- Exploited by Finnick in Zootopia. He is a little fennec fox who pretends to be a cute, naive, elephant-loving child... as part of a scam. He is actually Nick's hustling partner with a deep, booming voice and confirmed by Word of God to be older than 32-year-old Nick.
- Played with and then averted in Galaxy Quest, with the rock miners. At first, they expect the cute looking aliens to be nice and friendly, particularly as they appear to tend to one of their wounded. But then they start cannibalizing the helpless alien and begin attacking the crew.
- Cute little Gizmo from Gremlins.
- Hobbits in The Hobbit and The Lord of the Rings are downplayed examples. Tolkien doesn't portray them as particularly cute, but they are small people notable for their innocence and simplicity. When Treebeard adds them to the Long List poem of all the races known to the Ents, he calls them "hungry as hunters, the Hobbit children, the laughing-folk, the little people".
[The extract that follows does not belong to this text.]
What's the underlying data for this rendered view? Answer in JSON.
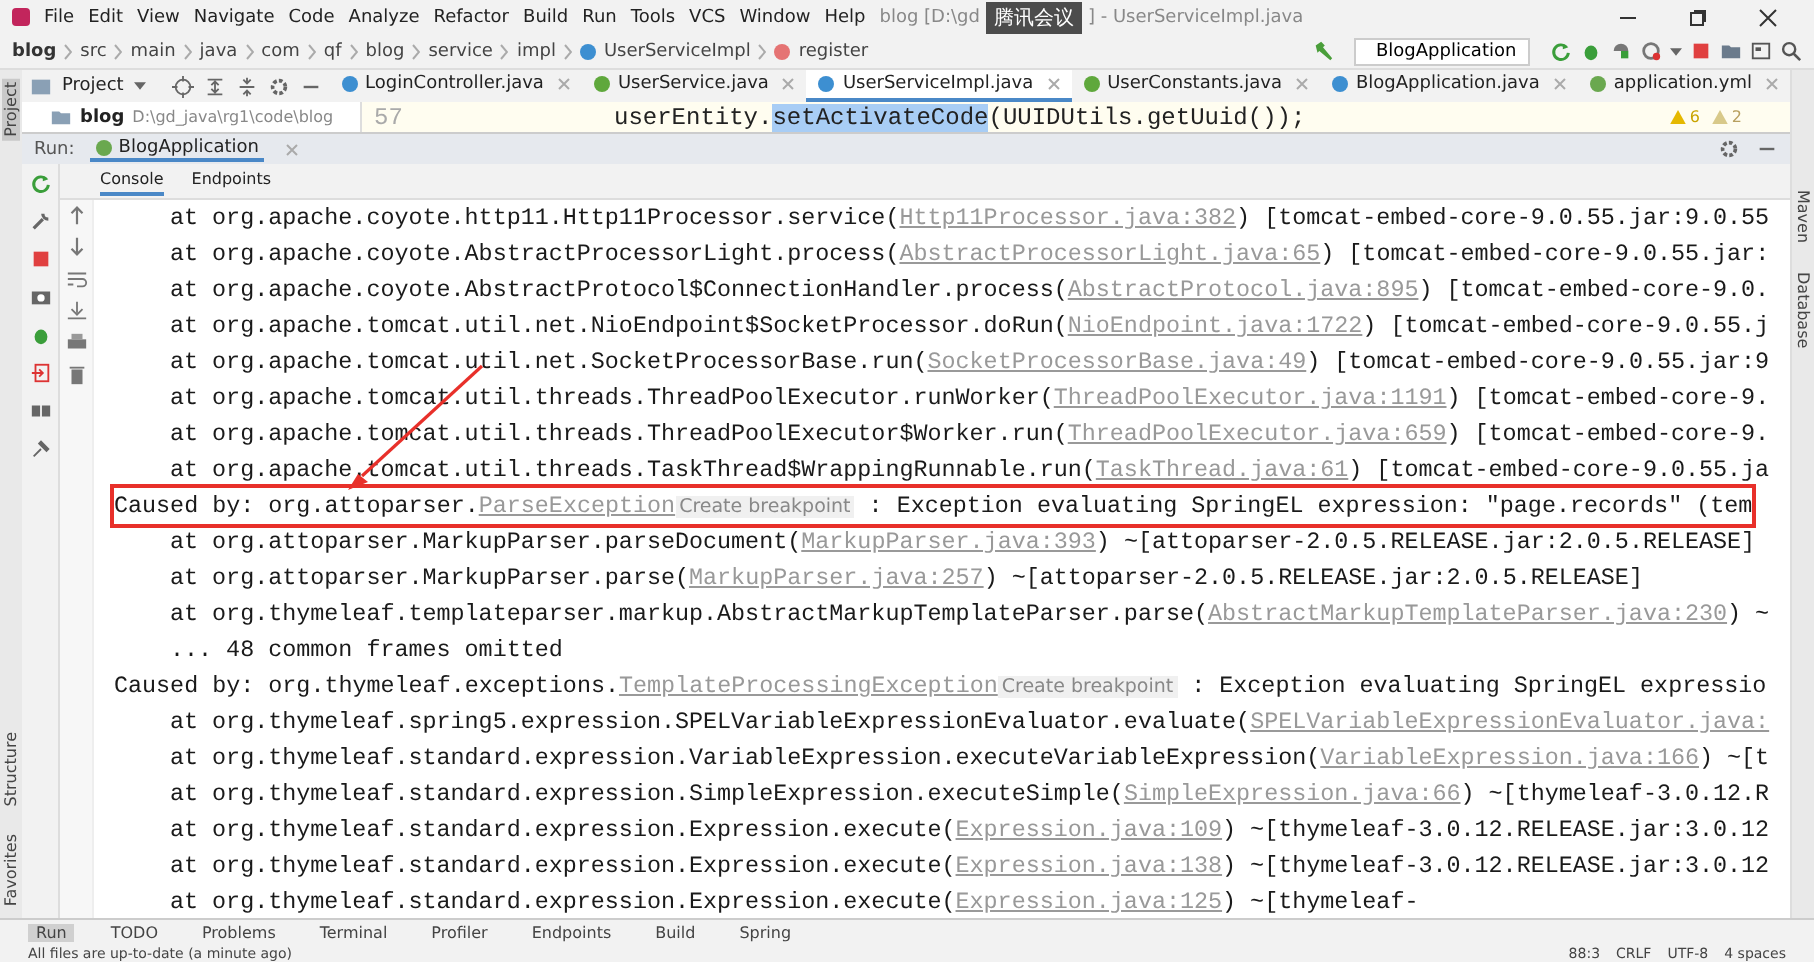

- Kender in Dragonlance are small, halfling-like people known for curiosity, playfulness, kleptomania and lack of self-preservation.
- Poul Anderson's Hoka series. The Hoka are a race of teddy bear-like aliens who love playing pretend. To the extent that their hat is reenacting various human fictional and historical scenarios. (Although, considering the popularity of historical reenactment and LARPing among adult humans, one could argue that this makes them less childish than nerdy.)
- In The Railway Series and its Animated Adaptation Thomas & Friends, the smaller tank engines are usually portrayed with more childlike, playful personalities while the tender engines have more matured (if still occasionally boisterous) personalities.
- Pathfinder goblins are a rare evil example. They are big-headed, child-sized, Ugly Cute little Psychopathic Manchildren who enjoy games, songs (mostly about eating or murdering people), and running around setting things on fire. The human-sized goblinoid races, by contrast, are unpleasant in much less amusing ways.
- In the original version of Journey into Imagination, Figment, as when Dreamfinder created him, he specifically made sure to include a "dash of childish delight".
- The Lumas from the Super Mario Bros. series are playful and childlike star children. Most live on the Comet Observatory under the care of their "Mama", Rosalina. A Justified Trope since they are actually children, and turn into planets, stars and all manner of cosmic phenomena when they reach maturity.
- The Nopon from Xenoblade Chronicles 1 are cute fuzzballs mostly known for being laid-back and easy-going, and for their simplistic speech pattern. Most are okay with child-like treatment the other races tend to give them, a few take full advantage of it to get away with some questionable things, while others lament that nearly no one takes them seriously.
- The Chao of the Sonic the Hedgehog franchise are basically Tamagotchi/Pokémon Expies that the player character raises like small toddlers for races and other activities.
- Mr. Saturns in EarthBound (1994) and Mother 3 are cute, innocent, Cloudcuckoolander Waddling Heads whose dialogue is in a font inspired by a child's handwriting. However, they have technology decades ahead of ours.
- Many Mythical Pokémon like Mew, Celebi and others act this way despite having access to absurdly powerful abilities.
- The Temmies from Undertale. They're Cloud Cuckoo Landers of the highest degree, think humans are adorable and constantly try to pet them, and don't seem to understand the concept of money, the fact that you can't hatch a hard-boiled egg, or how to keep their faces from jittering away from their bodies.
- The Legend of Zelda has the Kokiri in Ocarina of Time and their descendants the Koroks in The Wind Waker and Breath of the Wild, forest-based children with playful personalities and everlasting youth.
- Much like the Gremlins example above from which they draw a lot inspiration, the Ugly Cute minions from Overlord act and speak in a childlike way.
- Invoked and subverted in Futurama. Nibbler and the rest of his kind use this to their advantage, but are more intelligent and advanced than humans (at least the ones Nibbler hangs with).
- The episode "Yo Leela Leela" has Leela encounter a diverse group of cute, brightly colored aliens called Humplings, who act like characters from a cartoon aimed at preschoolers.